What is required:
Gather each line of the records where "exists" appears.

Excerpts from an interface dataset:
========================================================================

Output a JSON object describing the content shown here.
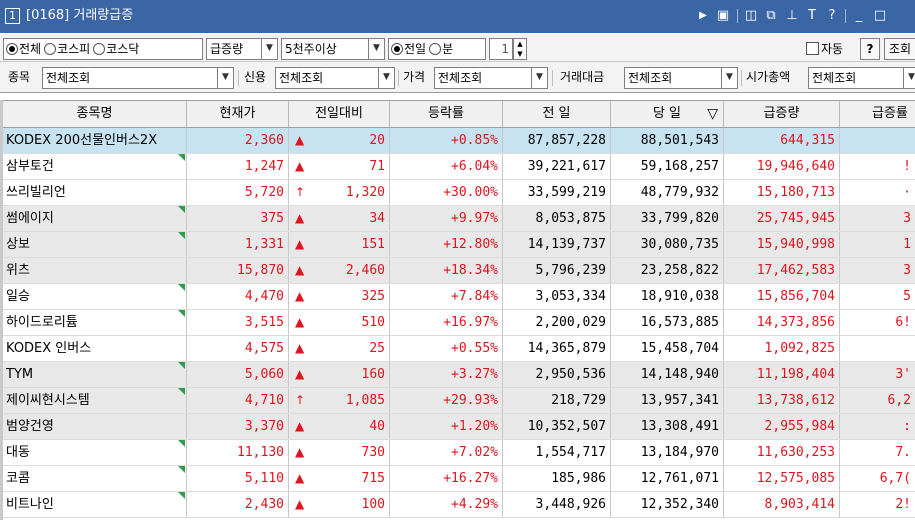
{
  "window": {
    "number": "1",
    "title": "[0168] 거래량급증"
  },
  "toolbar1": {
    "market_options": [
      {
        "label": "전체",
        "selected": true
      },
      {
        "label": "코스피",
        "selected": false
      },
      {
        "label": "코스닥",
        "selected": false
      }
    ],
    "sort_select": "급증량",
    "volume_select": "5천주이상",
    "period_options": [
      {
        "label": "전일",
        "selected": true
      },
      {
        "label": "분",
        "selected": false
      }
    ],
    "minute_value": "1",
    "auto_label": "자동",
    "help_label": "?",
    "query_label": "조회"
  },
  "toolbar2": {
    "item_label": "종목",
    "item_value": "전체조회",
    "credit_label": "신용",
    "credit_value": "전체조회",
    "price_label": "가격",
    "price_value": "전체조회",
    "trade_amount_label": "거래대금",
    "trade_amount_value": "전체조회",
    "market_cap_label": "시가총액",
    "market_cap_value": "전체조회"
  },
  "table": {
    "headers": [
      "종목명",
      "현재가",
      "전일대비",
      "등락률",
      "전 일",
      "당 일",
      "급증량",
      "급증률"
    ],
    "sort_indicator": "▽",
    "rows": [
      {
        "name": "KODEX 200선물인버스2X",
        "price": "2,360",
        "arrow": "▲",
        "change": "20",
        "rate": "+0.85%",
        "prev": "87,857,228",
        "today": "88,501,543",
        "surge": "644,315",
        "surge_rate": "",
        "selected": true,
        "flag": false,
        "shade": false
      },
      {
        "name": "삼부토건",
        "price": "1,247",
        "arrow": "▲",
        "change": "71",
        "rate": "+6.04%",
        "prev": "39,221,617",
        "today": "59,168,257",
        "surge": "19,946,640",
        "surge_rate": "!",
        "selected": false,
        "flag": true,
        "shade": false
      },
      {
        "name": "쓰리빌리언",
        "price": "5,720",
        "arrow": "↑",
        "change": "1,320",
        "rate": "+30.00%",
        "prev": "33,599,219",
        "today": "48,779,932",
        "surge": "15,180,713",
        "surge_rate": "·",
        "selected": false,
        "flag": false,
        "shade": false
      },
      {
        "name": "썸에이지",
        "price": "375",
        "arrow": "▲",
        "change": "34",
        "rate": "+9.97%",
        "prev": "8,053,875",
        "today": "33,799,820",
        "surge": "25,745,945",
        "surge_rate": "3",
        "selected": false,
        "flag": true,
        "shade": true
      },
      {
        "name": "상보",
        "price": "1,331",
        "arrow": "▲",
        "change": "151",
        "rate": "+12.80%",
        "prev": "14,139,737",
        "today": "30,080,735",
        "surge": "15,940,998",
        "surge_rate": "1",
        "selected": false,
        "flag": true,
        "shade": true
      },
      {
        "name": "위츠",
        "price": "15,870",
        "arrow": "▲",
        "change": "2,460",
        "rate": "+18.34%",
        "prev": "5,796,239",
        "today": "23,258,822",
        "surge": "17,462,583",
        "surge_rate": "3",
        "selected": false,
        "flag": false,
        "shade": true
      },
      {
        "name": "일승",
        "price": "4,470",
        "arrow": "▲",
        "change": "325",
        "rate": "+7.84%",
        "prev": "3,053,334",
        "today": "18,910,038",
        "surge": "15,856,704",
        "surge_rate": "5",
        "selected": false,
        "flag": true,
        "shade": false
      },
      {
        "name": "하이드로리튬",
        "price": "3,515",
        "arrow": "▲",
        "change": "510",
        "rate": "+16.97%",
        "prev": "2,200,029",
        "today": "16,573,885",
        "surge": "14,373,856",
        "surge_rate": "6!",
        "selected": false,
        "flag": true,
        "shade": false
      },
      {
        "name": "KODEX 인버스",
        "price": "4,575",
        "arrow": "▲",
        "change": "25",
        "rate": "+0.55%",
        "prev": "14,365,879",
        "today": "15,458,704",
        "surge": "1,092,825",
        "surge_rate": "",
        "selected": false,
        "flag": false,
        "shade": false
      },
      {
        "name": "TYM",
        "price": "5,060",
        "arrow": "▲",
        "change": "160",
        "rate": "+3.27%",
        "prev": "2,950,536",
        "today": "14,148,940",
        "surge": "11,198,404",
        "surge_rate": "3'",
        "selected": false,
        "flag": true,
        "shade": true
      },
      {
        "name": "제이씨현시스템",
        "price": "4,710",
        "arrow": "↑",
        "change": "1,085",
        "rate": "+29.93%",
        "prev": "218,729",
        "today": "13,957,341",
        "surge": "13,738,612",
        "surge_rate": "6,2",
        "selected": false,
        "flag": true,
        "shade": true
      },
      {
        "name": "범양건영",
        "price": "3,370",
        "arrow": "▲",
        "change": "40",
        "rate": "+1.20%",
        "prev": "10,352,507",
        "today": "13,308,491",
        "surge": "2,955,984",
        "surge_rate": ":",
        "selected": false,
        "flag": false,
        "shade": true
      },
      {
        "name": "대동",
        "price": "11,130",
        "arrow": "▲",
        "change": "730",
        "rate": "+7.02%",
        "prev": "1,554,717",
        "today": "13,184,970",
        "surge": "11,630,253",
        "surge_rate": "7.",
        "selected": false,
        "flag": true,
        "shade": false
      },
      {
        "name": "코콤",
        "price": "5,110",
        "arrow": "▲",
        "change": "715",
        "rate": "+16.27%",
        "prev": "185,986",
        "today": "12,761,071",
        "surge": "12,575,085",
        "surge_rate": "6,7(",
        "selected": false,
        "flag": true,
        "shade": false
      },
      {
        "name": "비트나인",
        "price": "2,430",
        "arrow": "▲",
        "change": "100",
        "rate": "+4.29%",
        "prev": "3,448,926",
        "today": "12,352,340",
        "surge": "8,903,414",
        "surge_rate": "2!",
        "selected": false,
        "flag": true,
        "shade": false
      }
    ]
  }
}
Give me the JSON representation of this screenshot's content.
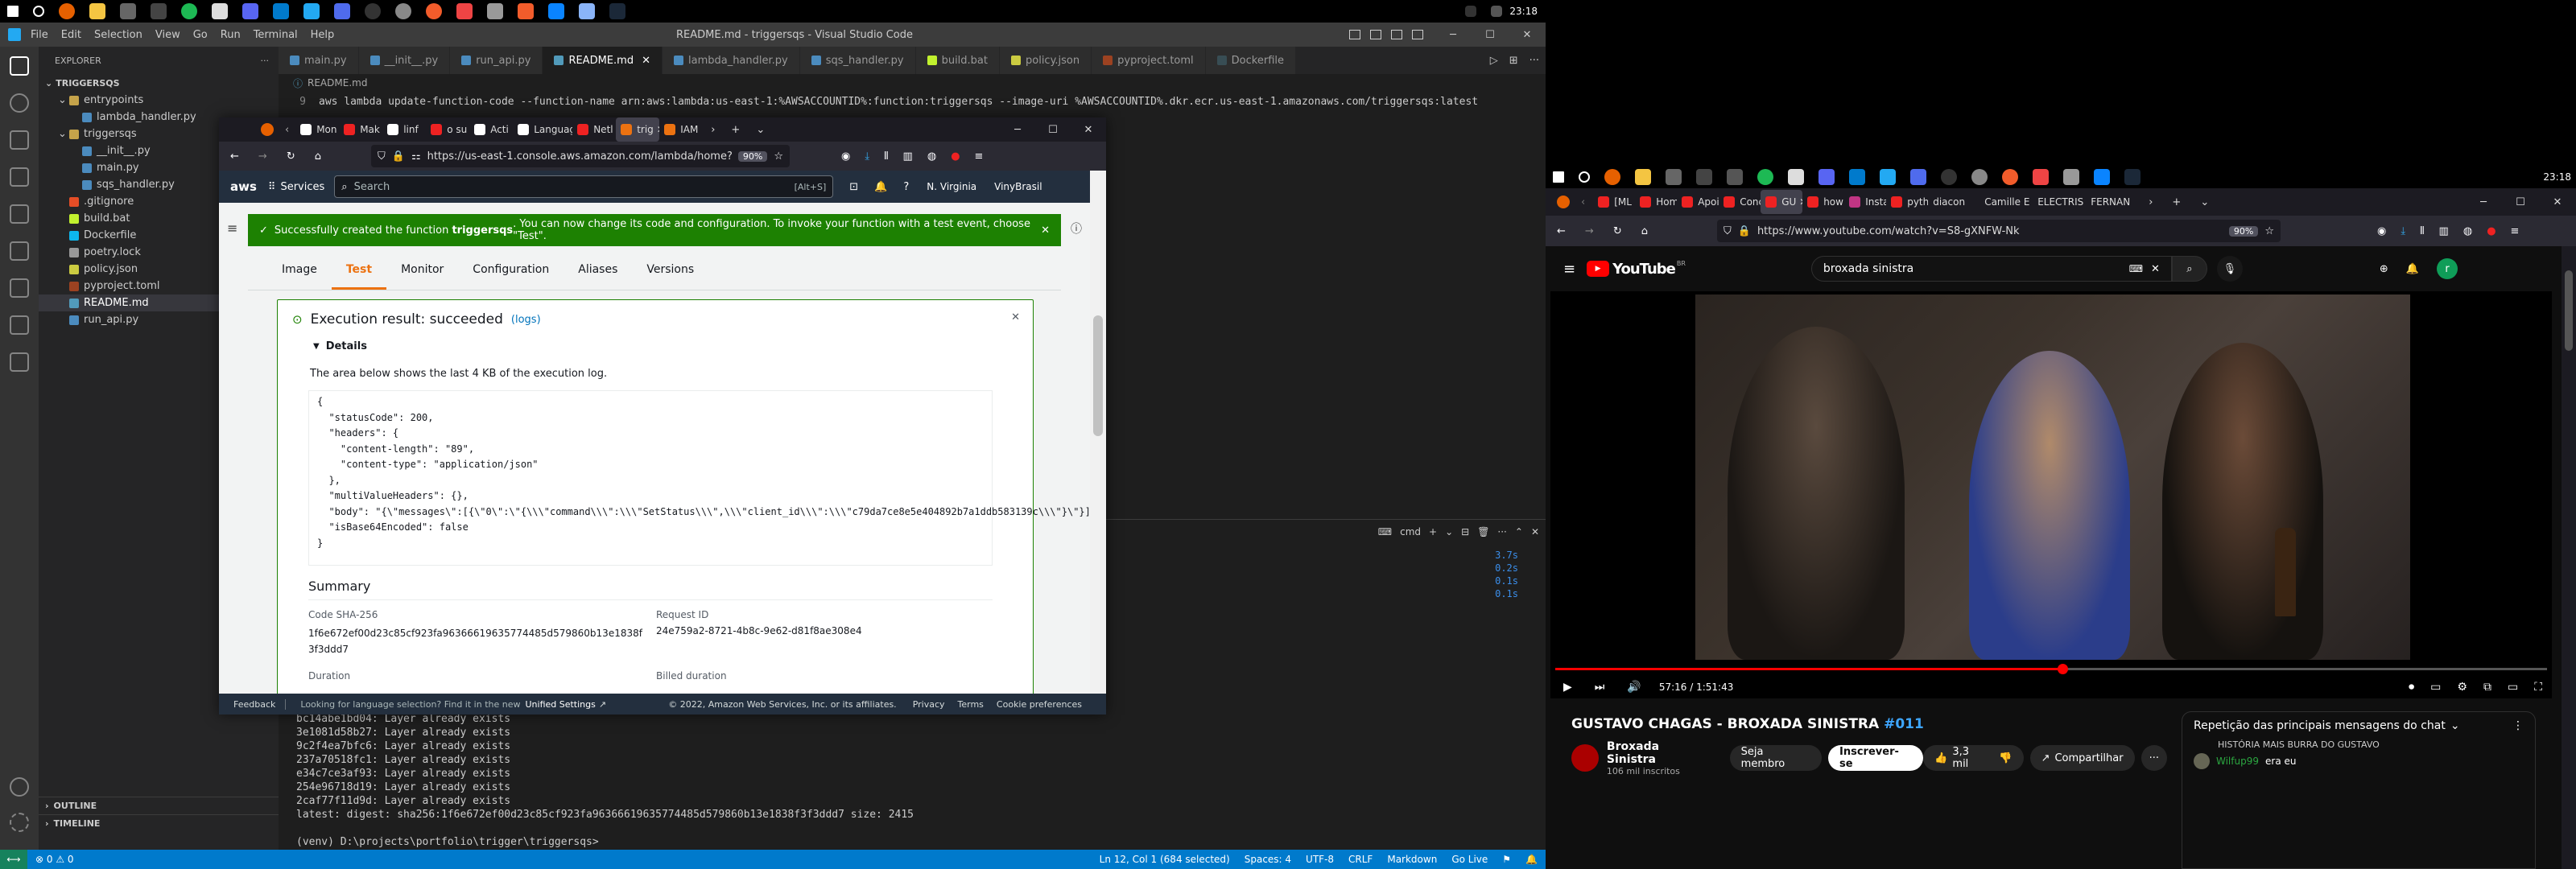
{
  "left_taskbar": {
    "time": "23:18"
  },
  "right_taskbar": {
    "time": "23:18"
  },
  "vscode": {
    "menu": [
      "File",
      "Edit",
      "Selection",
      "View",
      "Go",
      "Run",
      "Terminal",
      "Help"
    ],
    "title": "README.md - triggersqs - Visual Studio Code",
    "explorer_title": "EXPLORER",
    "root": "TRIGGERSQS",
    "tree": [
      {
        "label": "entrypoints",
        "indent": 1,
        "color": "#ccc",
        "icon": "folder"
      },
      {
        "label": "lambda_handler.py",
        "indent": 2,
        "color": "#ccc",
        "icon": "py"
      },
      {
        "label": "triggersqs",
        "indent": 1,
        "color": "#ccc",
        "icon": "folder"
      },
      {
        "label": "__init__.py",
        "indent": 2,
        "color": "#ccc",
        "icon": "py"
      },
      {
        "label": "main.py",
        "indent": 2,
        "color": "#ccc",
        "icon": "py"
      },
      {
        "label": "sqs_handler.py",
        "indent": 2,
        "color": "#ccc",
        "icon": "py"
      },
      {
        "label": ".gitignore",
        "indent": 1,
        "color": "#ccc",
        "icon": "git"
      },
      {
        "label": "build.bat",
        "indent": 1,
        "color": "#ccc",
        "icon": "bat"
      },
      {
        "label": "Dockerfile",
        "indent": 1,
        "color": "#ccc",
        "icon": "docker"
      },
      {
        "label": "poetry.lock",
        "indent": 1,
        "color": "#ccc",
        "icon": "lock"
      },
      {
        "label": "policy.json",
        "indent": 1,
        "color": "#ccc",
        "icon": "json"
      },
      {
        "label": "pyproject.toml",
        "indent": 1,
        "color": "#ccc",
        "icon": "toml"
      },
      {
        "label": "README.md",
        "indent": 1,
        "color": "#fff",
        "icon": "md"
      },
      {
        "label": "run_api.py",
        "indent": 1,
        "color": "#ccc",
        "icon": "py"
      }
    ],
    "outline": "OUTLINE",
    "timeline": "TIMELINE",
    "tabs": [
      {
        "label": "main.py",
        "color": "#4b8bbe"
      },
      {
        "label": "__init__.py",
        "color": "#4b8bbe"
      },
      {
        "label": "run_api.py",
        "color": "#4b8bbe"
      },
      {
        "label": "README.md",
        "color": "#519aba"
      },
      {
        "label": "lambda_handler.py",
        "color": "#4b8bbe"
      },
      {
        "label": "sqs_handler.py",
        "color": "#4b8bbe"
      },
      {
        "label": "build.bat",
        "color": "#c1f12e"
      },
      {
        "label": "policy.json",
        "color": "#cbcb41"
      },
      {
        "label": "pyproject.toml",
        "color": "#9c4221"
      },
      {
        "label": "Dockerfile",
        "color": "#384d54"
      }
    ],
    "breadcrumb": "README.md",
    "editor_line_no": "9",
    "editor_line": "aws lambda update-function-code --function-name arn:aws:lambda:us-east-1:%AWSACCOUNTID%:function:triggersqs --image-uri %AWSACCOUNTID%.dkr.ecr.us-east-1.amazonaws.com/triggersqs:latest",
    "terminal_shell": "cmd",
    "terminal_times": [
      "3.7s",
      "0.2s",
      "0.1s",
      "0.1s"
    ],
    "terminal_lines": [
      "bc14abe1bd04: Layer already exists",
      "3e1081d58b27: Layer already exists",
      "9c2f4ea7bfc6: Layer already exists",
      "237a70518fc1: Layer already exists",
      "e34c7ce3af93: Layer already exists",
      "254e96718d19: Layer already exists",
      "2caf77f11d9d: Layer already exists",
      "latest: digest: sha256:1f6e672ef00d23c85cf923fa96366619635774485d579860b13e1838f3f3ddd7 size: 2415",
      "",
      "(venv) D:\\projects\\portfolio\\trigger\\triggersqs>"
    ],
    "status_left": "⊗ 0 ⚠ 0",
    "status_right": [
      "Ln 12, Col 1 (684 selected)",
      "Spaces: 4",
      "UTF-8",
      "CRLF",
      "Markdown",
      "Go Live"
    ]
  },
  "firefox_aws": {
    "tabs": [
      "Mon",
      "Mak",
      "linf",
      "o su",
      "Acti",
      "Language",
      "Netl",
      "trig",
      "IAM"
    ],
    "url": "https://us-east-1.console.aws.amazon.com/lambda/home?region=u",
    "zoom": "90%",
    "aws_nav": {
      "logo": "aws",
      "services": "Services",
      "search_placeholder": "Search",
      "shortcut": "[Alt+S]",
      "region": "N. Virginia",
      "account": "VinyBrasil"
    },
    "flash": {
      "prefix": "Successfully created the function ",
      "fn": "triggersqs",
      "suffix": ". You can now change its code and configuration. To invoke your function with a test event, choose \"Test\"."
    },
    "tabs_fn": [
      "Image",
      "Test",
      "Monitor",
      "Configuration",
      "Aliases",
      "Versions"
    ],
    "result_title": "Execution result: succeeded",
    "logs_link": "(logs)",
    "details": "Details",
    "details_desc": "The area below shows the last 4 KB of the execution log.",
    "json_lines": [
      "{",
      "  \"statusCode\": 200,",
      "  \"headers\": {",
      "    \"content-length\": \"89\",",
      "    \"content-type\": \"application/json\"",
      "  },",
      "  \"multiValueHeaders\": {},",
      "  \"body\": \"{\\\"messages\\\":[{\\\"0\\\":\\\"{\\\\\\\"command\\\\\\\":\\\\\\\"SetStatus\\\\\\\",\\\\\\\"client_id\\\\\\\":\\\\\\\"c79da7ce8e5e404892b7a1ddb583139c\\\\\\\"}\\\"}]}\",",
      "  \"isBase64Encoded\": false",
      "}"
    ],
    "summary": "Summary",
    "code_sha_label": "Code SHA-256",
    "code_sha": "1f6e672ef00d23c85cf923fa96366619635774485d579860b13e1838f3f3ddd7",
    "request_id_label": "Request ID",
    "request_id": "24e759a2-8721-4b8c-9e62-d81f8ae308e4",
    "duration_label": "Duration",
    "billed_label": "Billed duration",
    "footer": {
      "feedback": "Feedback",
      "lang": "Looking for language selection? Find it in the new",
      "unified": "Unified Settings",
      "copyright": "© 2022, Amazon Web Services, Inc. or its affiliates.",
      "privacy": "Privacy",
      "terms": "Terms",
      "cookie": "Cookie preferences"
    }
  },
  "youtube": {
    "tabs": [
      "[ML S",
      "Hom",
      "Apoi",
      "Conc",
      "GU",
      "how i",
      "Insta",
      "pyth",
      "diacon",
      "Camille E",
      "ELECTRIS",
      "FERNAN"
    ],
    "url": "https://www.youtube.com/watch?v=S8-gXNFW-Nk",
    "zoom": "90%",
    "logo": "YouTube",
    "country": "BR",
    "search_value": "broxada sinistra",
    "avatar_letter": "r",
    "time": "57:16 / 1:51:43",
    "progress": 0.512,
    "video_title": "GUSTAVO CHAGAS - BROXADA SINISTRA ",
    "hashtag": "#011",
    "channel": "Broxada Sinistra",
    "subs": "106 mil inscritos",
    "join": "Seja membro",
    "subscribe": "Inscrever-se",
    "likes": "3,3 mil",
    "share": "Compartilhar",
    "chat_header": "Repetição das principais mensagens do chat",
    "chat_line1": "HISTÓRIA MAIS BURRA DO GUSTAVO",
    "chat_user": "Wilfup99",
    "chat_msg": "era eu"
  }
}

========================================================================

Output below:
      "bc14abe1bd04: Layer already exists",
      "3e1081d58b27: Layer already exists",
      "9c2f4ea7bfc6: Layer already exists",
      "237a70518fc1: Layer already exists",
      "e34c7ce3af93: Layer already exists",
      "254e96718d19: Layer already exists",
      "2caf77f11d9d: Layer already exists",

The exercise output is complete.